Update: You can use the following registry script to automate this process – just copy/paste the code block below into a text file called “Add Consolas to CMD.reg” and run it:
Windows Registry Editor Version 5.00 [HKEY_LOCAL_MACHINE\SOFTWARE\Microsoft\Windows NT\CurrentVersion\Console\TrueTypeFont] "0"="Lucida Console" "00"="Consolas"
If you’d like to use an alternative console font for CMD.exe in Windows, check out the scoop from Microsoft Support on how to set it up…
The fonts must meet the following criteria to be available in a command session window:
- The font must be a fixed-pitch font.
- The font cannot be an italic font.
- The font cannot have a negative A or C space.
- If it is a TrueType font, it must be FF_MODERN.
- If it is not a TrueType font, it must be OEM_CHARSET.
Additional criteria for Asian installations:
- If it is not a TrueType font, the face name must be “Terminal.”
- If it is an Asian TrueType font, it must also be an Asian character set.

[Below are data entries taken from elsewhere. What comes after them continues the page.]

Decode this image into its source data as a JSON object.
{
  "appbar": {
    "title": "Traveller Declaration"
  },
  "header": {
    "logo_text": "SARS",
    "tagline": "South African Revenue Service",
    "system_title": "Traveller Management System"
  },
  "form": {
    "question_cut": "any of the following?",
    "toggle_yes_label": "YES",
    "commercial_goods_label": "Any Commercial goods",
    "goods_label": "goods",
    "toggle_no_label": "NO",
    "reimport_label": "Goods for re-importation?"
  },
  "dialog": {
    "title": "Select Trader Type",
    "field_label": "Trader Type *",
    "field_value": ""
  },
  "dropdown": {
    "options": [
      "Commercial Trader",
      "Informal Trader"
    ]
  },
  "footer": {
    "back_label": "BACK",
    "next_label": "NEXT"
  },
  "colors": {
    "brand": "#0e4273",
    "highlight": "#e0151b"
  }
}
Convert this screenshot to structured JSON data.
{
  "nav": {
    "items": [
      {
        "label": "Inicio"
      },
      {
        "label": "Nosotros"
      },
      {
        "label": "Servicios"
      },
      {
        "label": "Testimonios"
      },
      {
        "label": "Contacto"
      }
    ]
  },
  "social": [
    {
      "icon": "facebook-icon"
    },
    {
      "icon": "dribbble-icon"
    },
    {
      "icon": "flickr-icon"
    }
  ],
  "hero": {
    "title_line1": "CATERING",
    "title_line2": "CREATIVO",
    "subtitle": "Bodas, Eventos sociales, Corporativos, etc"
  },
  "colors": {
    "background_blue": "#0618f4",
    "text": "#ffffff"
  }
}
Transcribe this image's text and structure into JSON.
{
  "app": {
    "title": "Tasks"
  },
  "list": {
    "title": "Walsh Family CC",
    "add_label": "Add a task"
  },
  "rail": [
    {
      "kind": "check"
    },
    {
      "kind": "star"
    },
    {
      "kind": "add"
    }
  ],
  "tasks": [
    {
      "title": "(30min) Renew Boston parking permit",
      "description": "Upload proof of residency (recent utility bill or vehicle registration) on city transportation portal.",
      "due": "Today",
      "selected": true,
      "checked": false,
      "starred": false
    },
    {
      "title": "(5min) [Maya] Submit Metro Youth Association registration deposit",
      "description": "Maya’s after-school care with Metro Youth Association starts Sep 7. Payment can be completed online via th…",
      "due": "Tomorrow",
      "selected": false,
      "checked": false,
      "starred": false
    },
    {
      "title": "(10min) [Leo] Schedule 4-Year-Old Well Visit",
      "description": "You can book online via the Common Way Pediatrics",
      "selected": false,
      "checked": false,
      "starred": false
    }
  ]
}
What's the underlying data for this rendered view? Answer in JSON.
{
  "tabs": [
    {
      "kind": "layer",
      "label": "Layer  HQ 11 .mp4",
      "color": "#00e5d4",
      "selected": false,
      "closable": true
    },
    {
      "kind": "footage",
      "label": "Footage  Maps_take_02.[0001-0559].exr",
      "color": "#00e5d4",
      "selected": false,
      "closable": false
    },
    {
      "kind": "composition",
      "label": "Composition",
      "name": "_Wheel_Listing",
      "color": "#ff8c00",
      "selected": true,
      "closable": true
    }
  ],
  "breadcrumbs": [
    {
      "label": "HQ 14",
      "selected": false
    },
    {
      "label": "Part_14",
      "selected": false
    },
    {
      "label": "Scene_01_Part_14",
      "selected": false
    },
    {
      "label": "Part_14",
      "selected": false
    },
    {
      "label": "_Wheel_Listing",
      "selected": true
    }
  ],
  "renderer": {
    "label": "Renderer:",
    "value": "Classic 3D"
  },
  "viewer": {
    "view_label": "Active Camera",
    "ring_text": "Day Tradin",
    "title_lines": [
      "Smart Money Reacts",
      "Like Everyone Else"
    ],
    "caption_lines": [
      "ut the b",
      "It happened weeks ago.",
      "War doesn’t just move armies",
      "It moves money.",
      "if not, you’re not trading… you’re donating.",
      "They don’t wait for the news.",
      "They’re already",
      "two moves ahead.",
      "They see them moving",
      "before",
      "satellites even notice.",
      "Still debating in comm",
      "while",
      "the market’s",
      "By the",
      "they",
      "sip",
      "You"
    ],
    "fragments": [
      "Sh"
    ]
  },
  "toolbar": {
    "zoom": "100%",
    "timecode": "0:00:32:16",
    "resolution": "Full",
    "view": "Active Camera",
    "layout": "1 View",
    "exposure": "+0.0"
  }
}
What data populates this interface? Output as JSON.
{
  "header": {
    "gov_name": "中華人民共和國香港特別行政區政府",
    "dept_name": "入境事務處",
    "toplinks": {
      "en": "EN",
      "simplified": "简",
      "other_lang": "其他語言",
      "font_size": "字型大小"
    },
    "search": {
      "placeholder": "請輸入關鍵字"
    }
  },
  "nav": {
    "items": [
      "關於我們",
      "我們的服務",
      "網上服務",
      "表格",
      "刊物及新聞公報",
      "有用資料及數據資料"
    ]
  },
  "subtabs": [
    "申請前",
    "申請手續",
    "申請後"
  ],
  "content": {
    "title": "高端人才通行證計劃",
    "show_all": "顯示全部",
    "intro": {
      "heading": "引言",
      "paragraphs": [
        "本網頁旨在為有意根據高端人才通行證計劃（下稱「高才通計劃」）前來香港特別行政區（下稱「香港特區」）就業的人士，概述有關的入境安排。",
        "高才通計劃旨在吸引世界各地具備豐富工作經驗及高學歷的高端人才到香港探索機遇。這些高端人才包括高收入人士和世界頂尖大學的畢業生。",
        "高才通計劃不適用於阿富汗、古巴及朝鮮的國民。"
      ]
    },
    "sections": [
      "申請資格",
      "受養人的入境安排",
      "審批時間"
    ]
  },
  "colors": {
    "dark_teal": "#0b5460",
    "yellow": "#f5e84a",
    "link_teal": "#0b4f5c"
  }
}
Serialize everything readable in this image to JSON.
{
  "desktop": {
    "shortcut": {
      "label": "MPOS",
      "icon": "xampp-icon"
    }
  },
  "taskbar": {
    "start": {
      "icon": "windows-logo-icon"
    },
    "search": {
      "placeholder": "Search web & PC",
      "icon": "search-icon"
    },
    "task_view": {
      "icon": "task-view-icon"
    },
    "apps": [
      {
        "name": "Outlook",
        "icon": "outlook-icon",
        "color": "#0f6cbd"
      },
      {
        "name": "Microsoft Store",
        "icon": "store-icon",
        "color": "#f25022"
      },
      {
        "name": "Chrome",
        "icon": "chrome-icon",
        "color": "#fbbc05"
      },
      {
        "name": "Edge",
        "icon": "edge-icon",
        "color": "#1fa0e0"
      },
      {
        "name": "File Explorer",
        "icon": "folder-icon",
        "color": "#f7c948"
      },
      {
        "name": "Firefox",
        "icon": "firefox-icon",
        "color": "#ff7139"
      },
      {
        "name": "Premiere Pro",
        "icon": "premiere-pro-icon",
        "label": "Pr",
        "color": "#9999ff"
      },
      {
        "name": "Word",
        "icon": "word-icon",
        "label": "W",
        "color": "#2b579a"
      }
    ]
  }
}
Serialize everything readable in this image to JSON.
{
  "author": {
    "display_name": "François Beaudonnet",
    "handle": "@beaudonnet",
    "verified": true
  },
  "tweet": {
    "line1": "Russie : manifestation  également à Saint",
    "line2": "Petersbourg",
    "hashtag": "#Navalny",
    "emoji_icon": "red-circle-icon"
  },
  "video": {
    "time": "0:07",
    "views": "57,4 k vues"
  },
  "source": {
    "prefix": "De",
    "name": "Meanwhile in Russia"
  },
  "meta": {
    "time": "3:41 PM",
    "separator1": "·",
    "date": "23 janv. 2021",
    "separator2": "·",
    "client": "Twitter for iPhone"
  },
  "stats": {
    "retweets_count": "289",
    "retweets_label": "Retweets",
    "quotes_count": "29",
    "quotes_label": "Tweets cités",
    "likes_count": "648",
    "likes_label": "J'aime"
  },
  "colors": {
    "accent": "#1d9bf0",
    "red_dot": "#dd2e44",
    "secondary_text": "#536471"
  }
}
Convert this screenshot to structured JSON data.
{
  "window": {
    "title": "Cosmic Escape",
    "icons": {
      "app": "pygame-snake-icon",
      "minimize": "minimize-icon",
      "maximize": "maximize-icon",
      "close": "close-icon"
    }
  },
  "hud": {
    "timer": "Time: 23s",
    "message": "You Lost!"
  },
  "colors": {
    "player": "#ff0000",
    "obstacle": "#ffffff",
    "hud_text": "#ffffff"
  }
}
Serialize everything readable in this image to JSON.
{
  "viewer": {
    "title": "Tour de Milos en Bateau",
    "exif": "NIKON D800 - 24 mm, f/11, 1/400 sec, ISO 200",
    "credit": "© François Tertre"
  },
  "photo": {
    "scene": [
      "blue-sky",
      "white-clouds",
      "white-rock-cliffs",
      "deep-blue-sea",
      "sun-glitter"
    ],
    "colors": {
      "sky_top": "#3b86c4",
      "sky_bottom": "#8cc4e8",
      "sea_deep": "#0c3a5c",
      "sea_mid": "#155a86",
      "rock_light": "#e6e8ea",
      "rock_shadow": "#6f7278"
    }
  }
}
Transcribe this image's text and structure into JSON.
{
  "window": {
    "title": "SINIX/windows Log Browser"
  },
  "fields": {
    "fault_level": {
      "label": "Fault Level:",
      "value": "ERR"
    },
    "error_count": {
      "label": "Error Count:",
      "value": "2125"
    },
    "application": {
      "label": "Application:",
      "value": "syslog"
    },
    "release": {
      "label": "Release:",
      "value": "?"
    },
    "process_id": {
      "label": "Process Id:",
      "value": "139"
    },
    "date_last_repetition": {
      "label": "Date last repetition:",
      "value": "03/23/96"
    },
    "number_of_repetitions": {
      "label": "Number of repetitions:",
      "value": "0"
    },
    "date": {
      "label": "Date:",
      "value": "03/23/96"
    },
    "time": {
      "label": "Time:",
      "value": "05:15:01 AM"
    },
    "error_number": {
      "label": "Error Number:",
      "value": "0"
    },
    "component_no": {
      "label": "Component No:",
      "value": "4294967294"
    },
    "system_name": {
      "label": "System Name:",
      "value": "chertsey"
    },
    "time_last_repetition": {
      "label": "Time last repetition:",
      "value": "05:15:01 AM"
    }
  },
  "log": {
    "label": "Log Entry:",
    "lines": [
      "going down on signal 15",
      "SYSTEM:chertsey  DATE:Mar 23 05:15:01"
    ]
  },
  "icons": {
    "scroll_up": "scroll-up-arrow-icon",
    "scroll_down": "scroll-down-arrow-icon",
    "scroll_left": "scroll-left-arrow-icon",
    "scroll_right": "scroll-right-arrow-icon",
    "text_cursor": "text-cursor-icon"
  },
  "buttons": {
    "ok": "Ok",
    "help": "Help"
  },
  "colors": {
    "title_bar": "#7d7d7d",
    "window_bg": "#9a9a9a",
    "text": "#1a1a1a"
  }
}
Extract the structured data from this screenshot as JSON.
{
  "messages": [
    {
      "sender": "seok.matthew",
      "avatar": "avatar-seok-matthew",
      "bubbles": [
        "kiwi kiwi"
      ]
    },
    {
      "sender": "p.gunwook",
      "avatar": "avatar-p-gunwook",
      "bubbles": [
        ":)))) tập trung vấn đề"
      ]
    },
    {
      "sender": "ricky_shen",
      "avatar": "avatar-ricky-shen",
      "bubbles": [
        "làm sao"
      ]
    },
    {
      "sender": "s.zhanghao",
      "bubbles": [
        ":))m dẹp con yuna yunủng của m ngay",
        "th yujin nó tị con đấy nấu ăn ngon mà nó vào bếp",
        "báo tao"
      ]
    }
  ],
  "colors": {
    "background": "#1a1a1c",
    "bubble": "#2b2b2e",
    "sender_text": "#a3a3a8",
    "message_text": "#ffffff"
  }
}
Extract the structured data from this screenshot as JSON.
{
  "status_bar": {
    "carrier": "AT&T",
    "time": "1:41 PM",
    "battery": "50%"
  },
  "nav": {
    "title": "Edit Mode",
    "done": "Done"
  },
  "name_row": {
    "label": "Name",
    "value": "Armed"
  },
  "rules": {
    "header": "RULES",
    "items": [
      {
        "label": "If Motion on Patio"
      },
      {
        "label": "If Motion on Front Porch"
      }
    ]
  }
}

In Windows 2000, the installation of Console Fonts is no longer automated. This was done to give the console window greater stability in multilanguage environments. An unsupported work around is available by adding the following font specific entry:Add a String Value
Data= “Font Name” (without “”)
Into the following registry:HKLM\SOFTWARE\Microsoft\Windows NT\CurrentVersion\Console\TrueTypeFont
The name needs to be incrimented with “0” for each additional font. The Data entry needs to match the font’s entry in the following registry location:HKLM\SOFTWARE\Microsoft\Windows NT\CurrentVersion\Fonts
via Necessary criteria for fonts to be available in a command window.
And, if you’re itching to find a nice replacement for Courier New or Lucida Console:
If you have Windows Vista or windows 7, this is already installed, otherwise you’ll need to download the PowerPoint Viewer 2007 from Microsoft to get the font legally. (As an added bonus, the rest of the Windows Vista fonts come with it – see here for details: Download Windows Vista Fonts from Microsoft Office Website)
- DejaVu Sans Mono:
This font comes pre-installed with many current Linux distributions and is released under a free license, which makes this font arguably the best of the bunch. Find it here: http://dejavu-fonts.org/wiki/index.php?title=Download
- Droid Sans Mono:
Straight from the Android SDK comes the Droid Sans Mono font, which is quite similar to the DejaVu Sans Mono font listed above. You can grab this from the Android SDK download, or you can get it directly from the damieng blog here: Droid Sans Mono great coding font
“Necessary criteria for fonts to be available in a command window.”
Do you know of any *list of fonts* which meet these criteria?
I have always used trial and error, but I mainly get errors!